Work to be completed >> For this task, extract exactly the lines of the data below, from the line containing "What data populates" through the last one, with pictures left out.

The data >>
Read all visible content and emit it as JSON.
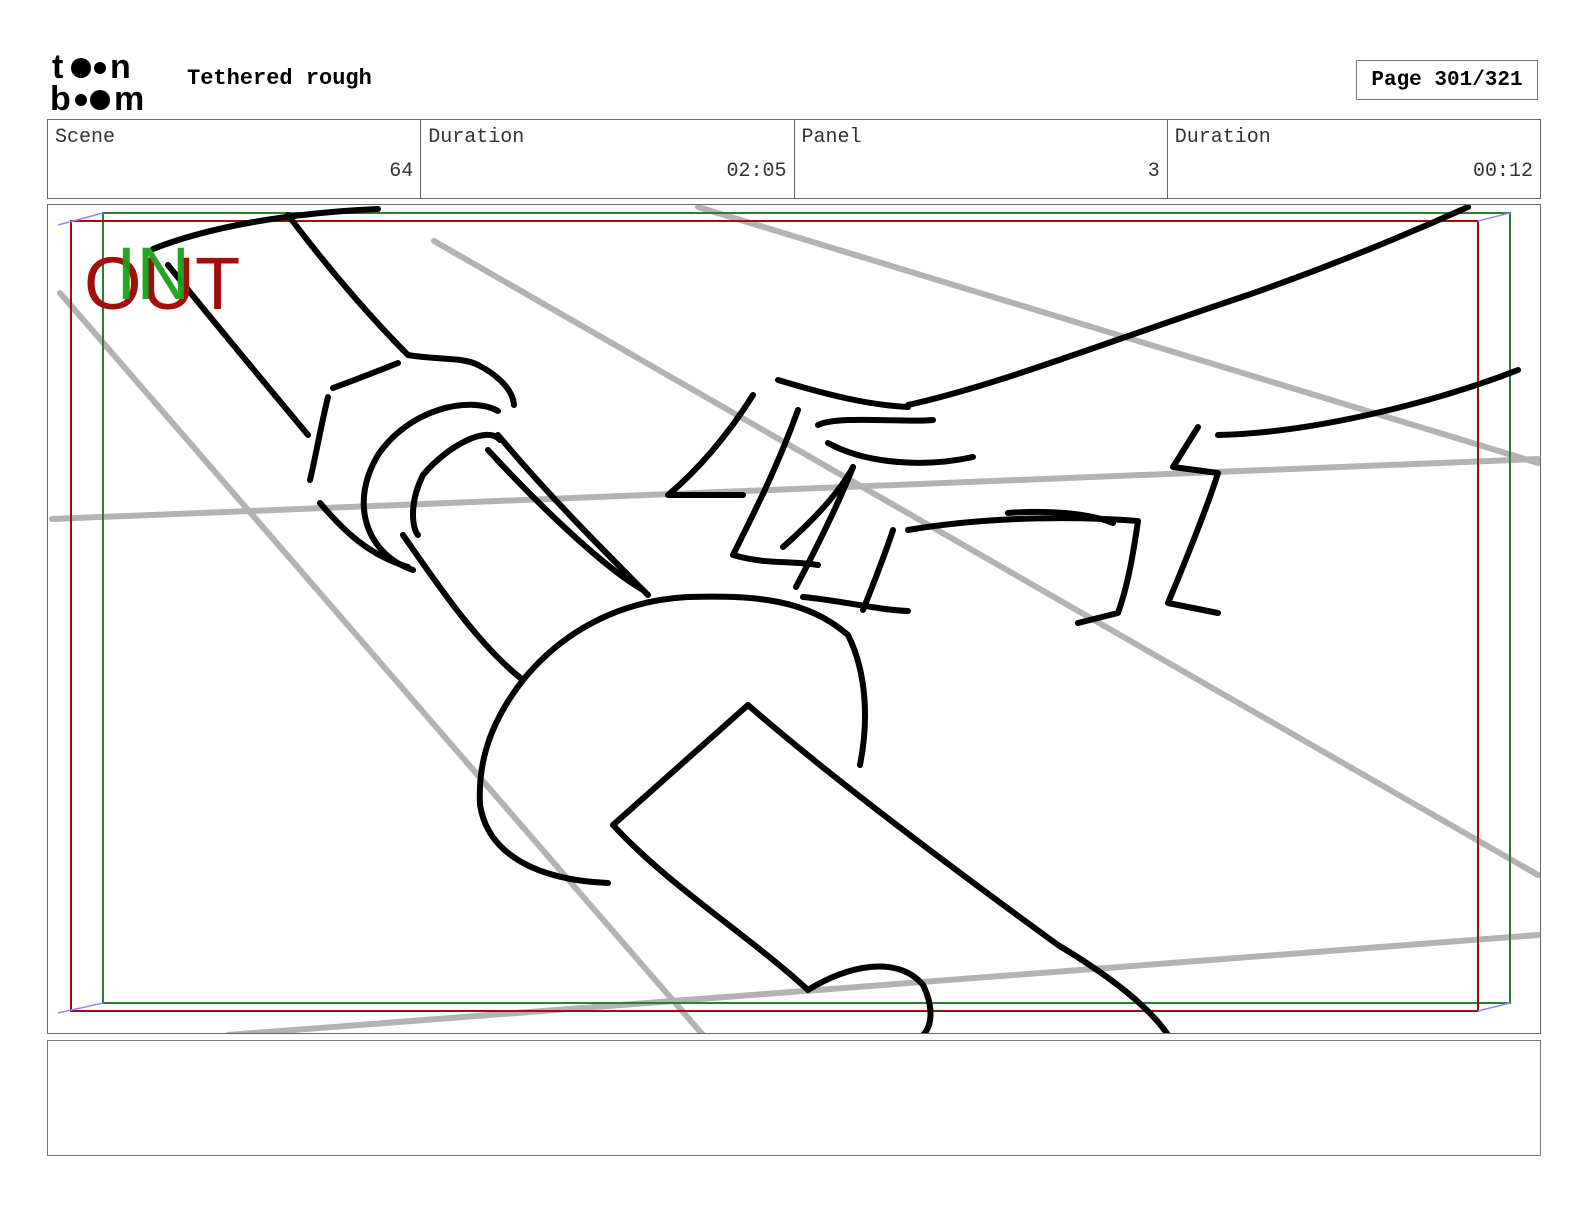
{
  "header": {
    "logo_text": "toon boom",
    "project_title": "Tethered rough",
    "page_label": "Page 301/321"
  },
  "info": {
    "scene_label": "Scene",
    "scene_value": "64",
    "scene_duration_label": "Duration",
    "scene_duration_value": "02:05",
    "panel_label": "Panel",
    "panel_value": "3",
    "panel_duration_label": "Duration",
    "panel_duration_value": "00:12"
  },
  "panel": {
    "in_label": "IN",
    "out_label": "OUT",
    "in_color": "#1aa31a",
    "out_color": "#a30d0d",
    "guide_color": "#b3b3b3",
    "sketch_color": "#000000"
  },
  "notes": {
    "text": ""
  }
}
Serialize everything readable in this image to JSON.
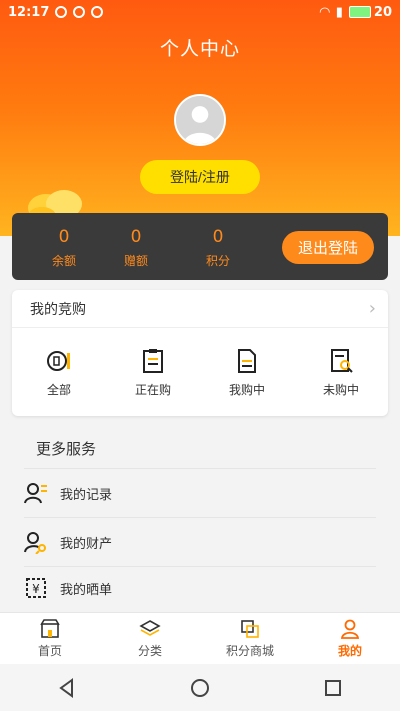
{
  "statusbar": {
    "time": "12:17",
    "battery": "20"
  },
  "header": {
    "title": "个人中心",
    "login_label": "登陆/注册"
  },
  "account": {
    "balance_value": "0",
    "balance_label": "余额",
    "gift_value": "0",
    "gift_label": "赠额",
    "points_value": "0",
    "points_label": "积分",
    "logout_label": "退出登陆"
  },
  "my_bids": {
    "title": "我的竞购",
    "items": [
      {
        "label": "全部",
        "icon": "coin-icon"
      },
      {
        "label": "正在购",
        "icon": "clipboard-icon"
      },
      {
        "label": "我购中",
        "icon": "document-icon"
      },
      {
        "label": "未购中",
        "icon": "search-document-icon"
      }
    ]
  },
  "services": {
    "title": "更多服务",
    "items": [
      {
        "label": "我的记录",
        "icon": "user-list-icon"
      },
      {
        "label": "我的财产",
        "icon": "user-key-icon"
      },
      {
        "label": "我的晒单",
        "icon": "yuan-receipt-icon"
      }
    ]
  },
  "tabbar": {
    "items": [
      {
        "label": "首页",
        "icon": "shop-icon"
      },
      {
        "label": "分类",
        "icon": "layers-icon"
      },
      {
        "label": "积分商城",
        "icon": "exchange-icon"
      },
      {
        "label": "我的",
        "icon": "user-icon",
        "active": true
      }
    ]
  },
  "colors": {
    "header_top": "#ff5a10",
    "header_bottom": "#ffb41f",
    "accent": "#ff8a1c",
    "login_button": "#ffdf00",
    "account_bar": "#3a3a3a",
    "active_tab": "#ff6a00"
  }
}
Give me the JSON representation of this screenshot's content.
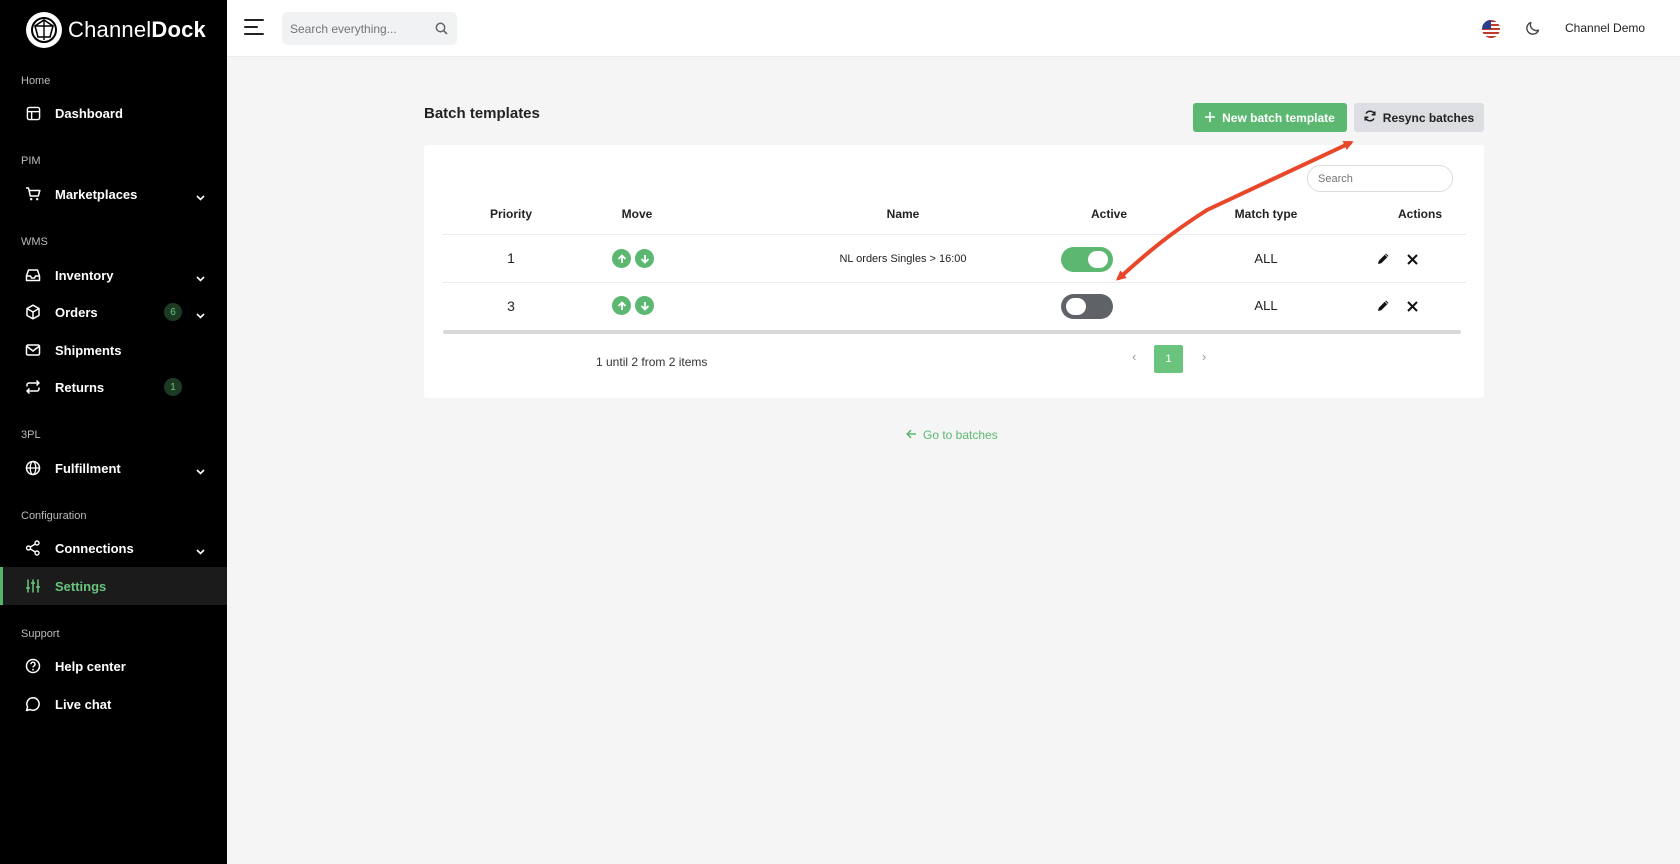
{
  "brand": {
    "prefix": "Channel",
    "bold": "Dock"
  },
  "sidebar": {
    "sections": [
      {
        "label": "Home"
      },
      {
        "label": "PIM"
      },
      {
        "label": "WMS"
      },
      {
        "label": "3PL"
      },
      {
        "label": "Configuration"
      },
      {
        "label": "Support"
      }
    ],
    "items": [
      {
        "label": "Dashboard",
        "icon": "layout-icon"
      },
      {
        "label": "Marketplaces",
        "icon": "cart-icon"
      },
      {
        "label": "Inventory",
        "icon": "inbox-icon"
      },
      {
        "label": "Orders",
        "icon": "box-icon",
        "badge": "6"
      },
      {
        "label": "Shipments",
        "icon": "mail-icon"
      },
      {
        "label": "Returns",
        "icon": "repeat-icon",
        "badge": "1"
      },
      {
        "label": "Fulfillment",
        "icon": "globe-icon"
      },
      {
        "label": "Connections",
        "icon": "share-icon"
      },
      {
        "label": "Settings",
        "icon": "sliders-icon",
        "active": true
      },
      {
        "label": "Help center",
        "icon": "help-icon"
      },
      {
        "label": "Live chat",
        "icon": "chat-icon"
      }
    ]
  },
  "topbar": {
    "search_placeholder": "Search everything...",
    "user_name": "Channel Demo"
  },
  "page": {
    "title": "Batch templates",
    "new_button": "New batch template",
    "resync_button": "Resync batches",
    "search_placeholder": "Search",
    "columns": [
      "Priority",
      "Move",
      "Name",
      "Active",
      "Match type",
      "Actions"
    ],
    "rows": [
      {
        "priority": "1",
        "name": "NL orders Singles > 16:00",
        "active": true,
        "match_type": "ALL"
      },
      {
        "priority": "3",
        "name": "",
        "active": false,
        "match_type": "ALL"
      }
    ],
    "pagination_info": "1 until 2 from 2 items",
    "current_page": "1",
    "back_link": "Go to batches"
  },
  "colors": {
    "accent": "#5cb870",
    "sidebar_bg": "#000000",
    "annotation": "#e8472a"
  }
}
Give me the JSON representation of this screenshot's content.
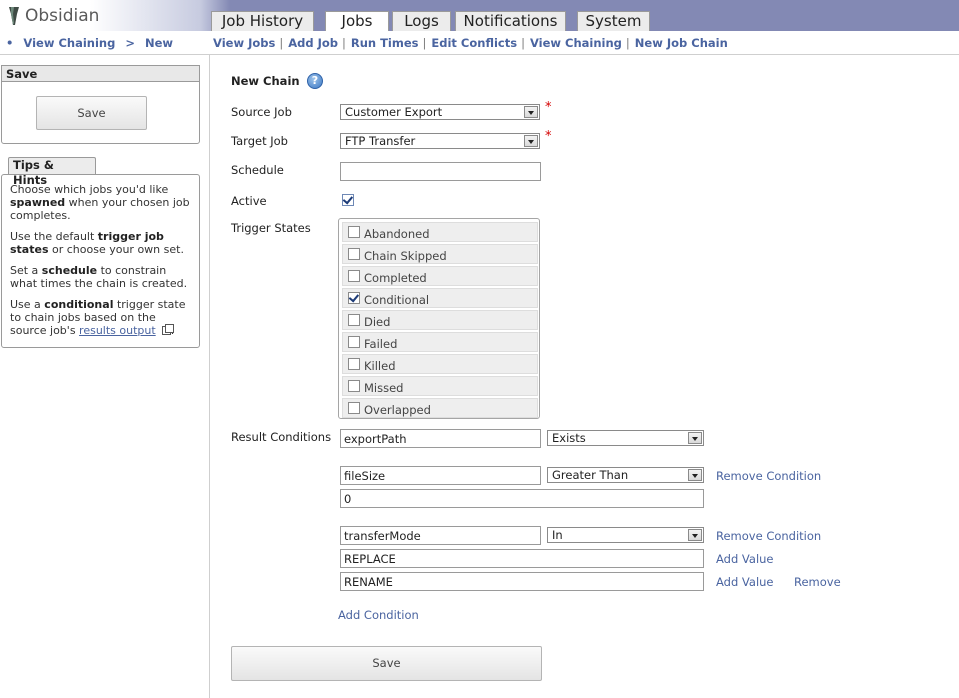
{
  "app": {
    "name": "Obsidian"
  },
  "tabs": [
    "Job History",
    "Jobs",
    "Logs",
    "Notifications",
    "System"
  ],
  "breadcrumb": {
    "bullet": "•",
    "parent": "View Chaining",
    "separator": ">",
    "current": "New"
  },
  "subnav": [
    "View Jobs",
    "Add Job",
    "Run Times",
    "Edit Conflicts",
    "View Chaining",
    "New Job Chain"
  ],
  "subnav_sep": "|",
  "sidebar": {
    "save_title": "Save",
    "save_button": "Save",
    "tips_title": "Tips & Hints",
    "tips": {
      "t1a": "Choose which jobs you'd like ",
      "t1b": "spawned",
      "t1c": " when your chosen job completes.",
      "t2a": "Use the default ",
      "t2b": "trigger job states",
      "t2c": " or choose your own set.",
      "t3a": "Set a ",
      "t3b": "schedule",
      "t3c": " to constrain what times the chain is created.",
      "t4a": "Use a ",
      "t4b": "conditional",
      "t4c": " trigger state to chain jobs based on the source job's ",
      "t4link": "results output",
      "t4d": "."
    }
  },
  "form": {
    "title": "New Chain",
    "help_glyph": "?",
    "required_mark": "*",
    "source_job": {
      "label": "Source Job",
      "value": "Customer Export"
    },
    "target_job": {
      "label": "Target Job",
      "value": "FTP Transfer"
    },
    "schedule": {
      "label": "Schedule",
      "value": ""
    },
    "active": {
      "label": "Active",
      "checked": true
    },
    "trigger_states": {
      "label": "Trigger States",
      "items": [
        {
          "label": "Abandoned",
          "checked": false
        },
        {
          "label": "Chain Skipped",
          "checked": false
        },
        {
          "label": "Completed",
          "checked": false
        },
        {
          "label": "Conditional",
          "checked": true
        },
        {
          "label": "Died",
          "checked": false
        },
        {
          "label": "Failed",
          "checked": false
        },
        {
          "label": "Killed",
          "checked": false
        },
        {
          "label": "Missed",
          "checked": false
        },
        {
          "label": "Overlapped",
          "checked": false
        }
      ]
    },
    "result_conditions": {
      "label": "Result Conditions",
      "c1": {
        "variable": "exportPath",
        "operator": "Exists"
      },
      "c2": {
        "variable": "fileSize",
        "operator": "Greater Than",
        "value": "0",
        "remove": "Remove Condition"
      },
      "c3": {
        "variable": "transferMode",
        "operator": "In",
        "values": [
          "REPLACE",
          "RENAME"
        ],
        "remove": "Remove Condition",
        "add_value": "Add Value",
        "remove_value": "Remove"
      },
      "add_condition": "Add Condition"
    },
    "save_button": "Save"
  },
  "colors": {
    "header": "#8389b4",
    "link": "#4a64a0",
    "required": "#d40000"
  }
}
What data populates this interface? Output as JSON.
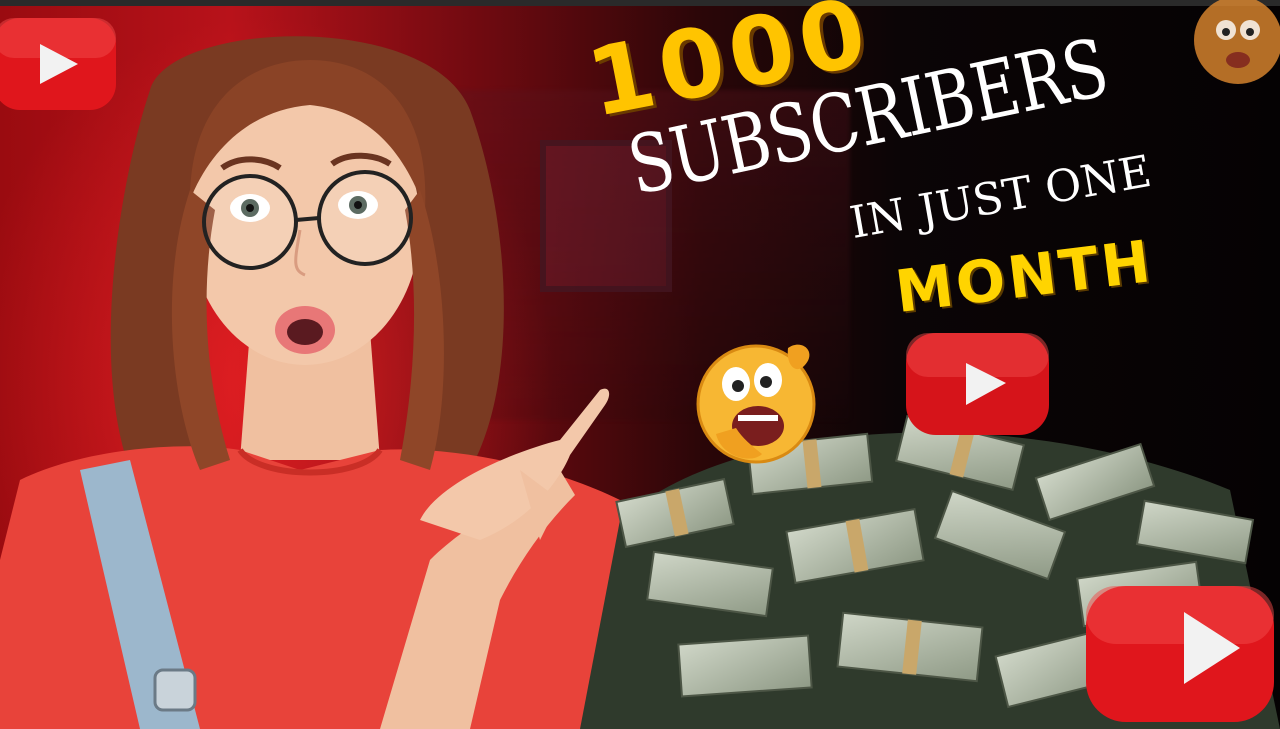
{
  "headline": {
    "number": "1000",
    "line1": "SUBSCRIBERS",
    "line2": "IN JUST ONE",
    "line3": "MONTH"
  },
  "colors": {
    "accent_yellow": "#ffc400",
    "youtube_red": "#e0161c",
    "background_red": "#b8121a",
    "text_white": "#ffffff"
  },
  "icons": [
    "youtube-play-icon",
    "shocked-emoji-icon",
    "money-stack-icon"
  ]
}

Reply to the exercise >>
What data populates this interface? Output as JSON.
{
  "headline": {
    "number": "1000",
    "line1": "SUBSCRIBERS",
    "line2": "IN JUST ONE",
    "line3": "MONTH"
  },
  "colors": {
    "accent_yellow": "#ffc400",
    "youtube_red": "#e0161c",
    "background_red": "#b8121a",
    "text_white": "#ffffff"
  },
  "icons": [
    "youtube-play-icon",
    "shocked-emoji-icon",
    "money-stack-icon"
  ]
}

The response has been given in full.